A huge huge thank you to our kind hosts and wonderful wine producers the Ehrhart family who have made us very welcome, looked after us beautifully and have boosted our morale immeasurably!. If you are ever in Alsace or looking for a nice bottle to enjoy over dinner – look no further!

Leave a comment

Day 7 – A day of two halves

Our longest day started in the rain after an early start. 91 miles lay ahead of us and we set off in the rain with best intentions to cover the distance quickly. Only 5km into the ride however and a simultaneous puncture on one bike and spent rear bearings on another bike had us on the hard shoulder for over an hour!….nevertheless we got it all fixed and set off again for a second shot at covering the distance! After just another 5 miles however Luke’s rear wheel slipped out under breaking coming down a mountain pass and he found himself under the barrier on the side of the road!…so after another short pit stop we set off yet again to try and get to Colmar! You know what they say, third time’s a charm and before we knew it we were 50 miles down and were having lunch in the foothills of the Vosges Mountains!

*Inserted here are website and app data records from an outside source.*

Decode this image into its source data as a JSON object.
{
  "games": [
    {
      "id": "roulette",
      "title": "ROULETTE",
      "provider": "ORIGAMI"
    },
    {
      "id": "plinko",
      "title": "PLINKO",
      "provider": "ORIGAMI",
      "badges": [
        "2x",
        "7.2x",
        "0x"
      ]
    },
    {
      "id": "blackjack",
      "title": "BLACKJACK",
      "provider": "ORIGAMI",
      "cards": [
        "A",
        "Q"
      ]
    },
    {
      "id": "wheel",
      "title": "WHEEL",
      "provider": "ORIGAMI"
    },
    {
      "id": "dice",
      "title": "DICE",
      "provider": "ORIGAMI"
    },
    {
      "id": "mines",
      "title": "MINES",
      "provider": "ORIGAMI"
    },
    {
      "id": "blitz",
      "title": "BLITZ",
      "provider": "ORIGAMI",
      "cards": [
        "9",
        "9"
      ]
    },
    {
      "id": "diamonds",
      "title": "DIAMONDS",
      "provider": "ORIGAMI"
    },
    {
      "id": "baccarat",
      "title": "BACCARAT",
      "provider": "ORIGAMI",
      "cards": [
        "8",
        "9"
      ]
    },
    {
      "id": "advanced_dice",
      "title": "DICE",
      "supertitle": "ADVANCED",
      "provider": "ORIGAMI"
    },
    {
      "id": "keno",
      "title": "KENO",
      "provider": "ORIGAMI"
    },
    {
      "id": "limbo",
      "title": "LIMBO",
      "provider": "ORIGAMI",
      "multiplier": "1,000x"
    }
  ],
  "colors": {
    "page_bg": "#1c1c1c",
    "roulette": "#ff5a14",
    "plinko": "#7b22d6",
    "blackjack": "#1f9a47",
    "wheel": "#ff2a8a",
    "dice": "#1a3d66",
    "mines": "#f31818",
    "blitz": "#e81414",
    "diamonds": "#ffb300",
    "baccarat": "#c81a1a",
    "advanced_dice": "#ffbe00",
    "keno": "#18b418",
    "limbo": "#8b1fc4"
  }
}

After a quick feed, and a cheeky rub of cream in nether regions, by the side of the road we pointed towards the Col Du Bonhomme (949m), gritted our teeth and got on with it! Not content with our trials and tribulations so far the heavens opened and a hailstorm rained down for the last hour of what was a 9.5 hour day!

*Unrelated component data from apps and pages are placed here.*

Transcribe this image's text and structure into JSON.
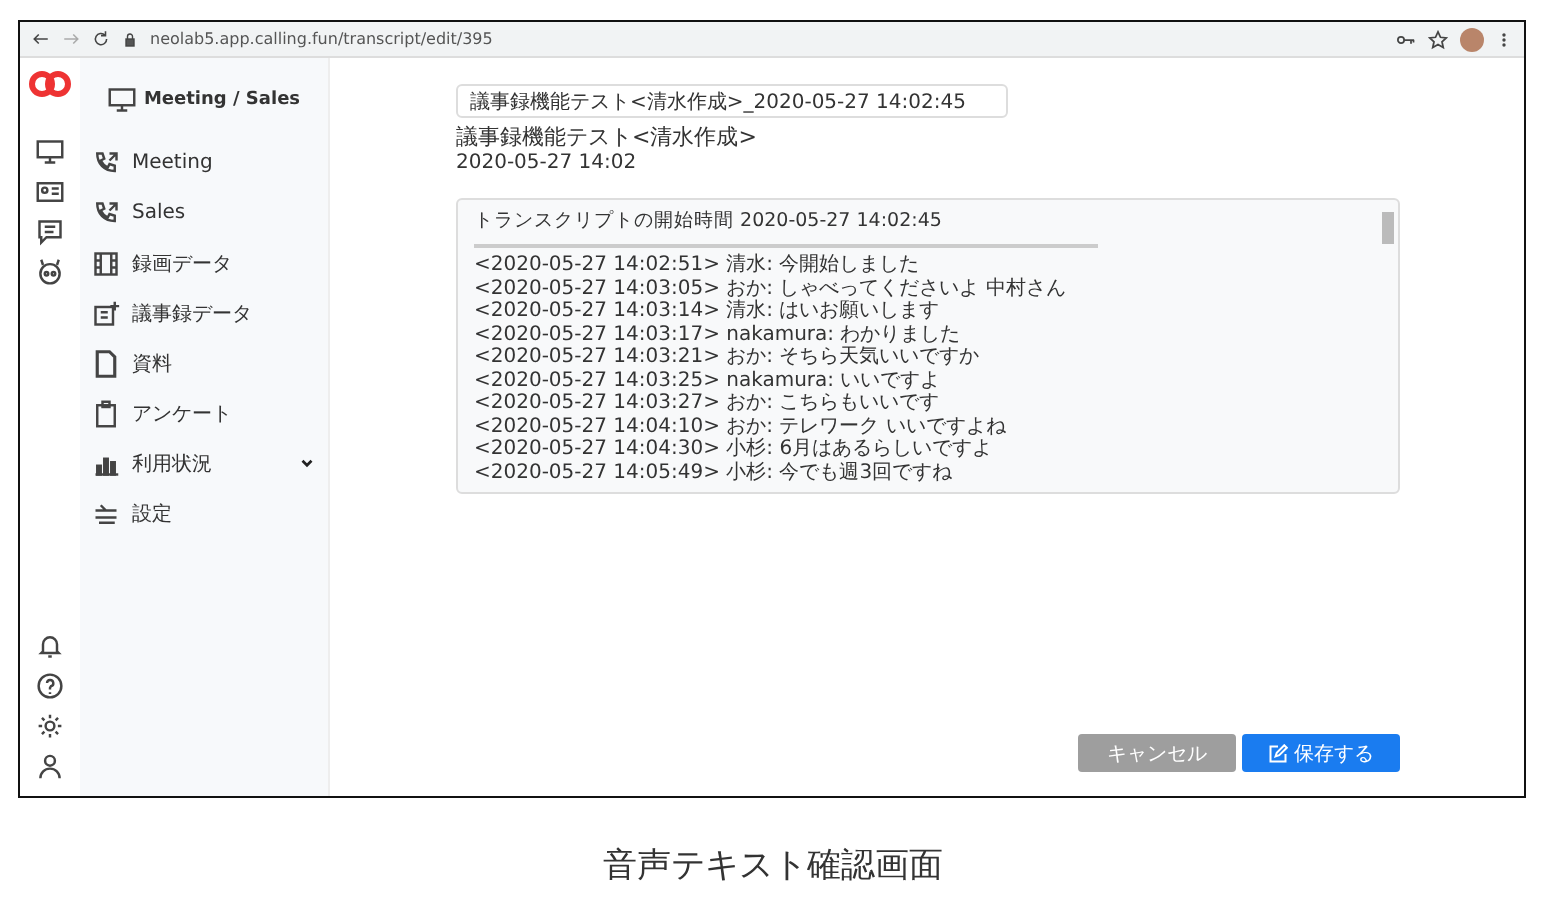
{
  "browser": {
    "url": "neolab5.app.calling.fun/transcript/edit/395"
  },
  "sidebar": {
    "title": "Meeting / Sales",
    "items": [
      {
        "label": "Meeting",
        "has_submenu": false
      },
      {
        "label": "Sales",
        "has_submenu": false
      },
      {
        "label": "録画データ",
        "has_submenu": false
      },
      {
        "label": "議事録データ",
        "has_submenu": false
      },
      {
        "label": "資料",
        "has_submenu": false
      },
      {
        "label": "アンケート",
        "has_submenu": false
      },
      {
        "label": "利用状況",
        "has_submenu": true
      },
      {
        "label": "設定",
        "has_submenu": false
      }
    ]
  },
  "editor": {
    "title_field": "議事録機能テスト<清水作成>_2020-05-27 14:02:45",
    "heading": "議事録機能テスト<清水作成>",
    "date": "2020-05-27 14:02",
    "transcript_header": "トランスクリプトの開始時間 2020-05-27 14:02:45",
    "lines": [
      "<2020-05-27 14:02:51> 清水: 今開始しました",
      "<2020-05-27 14:03:05> おか: しゃべってくださいよ 中村さん",
      "<2020-05-27 14:03:14> 清水: はいお願いします",
      "<2020-05-27 14:03:17> nakamura: わかりました",
      "<2020-05-27 14:03:21> おか: そちら天気いいですか",
      "<2020-05-27 14:03:25> nakamura: いいですよ",
      "<2020-05-27 14:03:27> おか: こちらもいいです",
      "<2020-05-27 14:04:10> おか: テレワーク いいですよね",
      "<2020-05-27 14:04:30> 小杉: 6月はあるらしいですよ",
      "<2020-05-27 14:05:49> 小杉: 今でも週3回ですね"
    ]
  },
  "buttons": {
    "cancel": "キャンセル",
    "save": "保存する"
  },
  "caption": "音声テキスト確認画面"
}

But then as we rolled into Ammerschwihr our fortunes changed entirely – a huge welcoming party with champagne and cameras and even the town journalist cheered us over the line and to our host venue for the next 2 nights – The Henri Ehrhart vineyard! We ditched the bikes, grabbed some sparkling wine and let off ‘a little’ steam (if by a little you mean, a lot) with our kind host Cyrille.


1 Comment

Day 6: Une journee d’histoire

History was the theme of the day for our 6th outing of the trip. Step aside Starky, we’re here and reckon we’d look better in tweed jackets with elbow patches.

Sad to leave Luxembourg and the city behind, but excited for a fresh adventure ahead, we soon found ourselves back in France with its glorious nuclear power plants in the distance and here it began.


First up, a lazy meander down into Rodemack, a beautiful medieval town with a classic American twist. Ancient ramparts minus two original towers, blown up to make way for tanks. “At least they liberated the town at the same time” is what we guess the locals were saying. Still, it was perfect for a photo-opp and our elevenses.

photo 3

Next up, a classic Edd and Luke GPS detour into a French militarised zone, through a forest. What should we stumble upon? No less than the Maginot Line, hidden in the woods. Hill turrets, eerie silence, and no sign of an actual road in the direction we wanted to go. Perfect setting for a nazi-zombie horror movie…

photo 2

2 miles of dirt track and a field or two later and we were back on the open road, making good with our legs along the country lanes and eating up lost time. That is until Tim had yet another mechanical failure and managed to snap his chain. But we’re pros now and had that cleared up in a flick of a tool.

So a few setbacks but we arrived to a great, if slightly creepy, village B&B. It’s a house full of dolls. Hopefully we’ll be alive in the morning to set off on our longest day yet!

Stay tuned.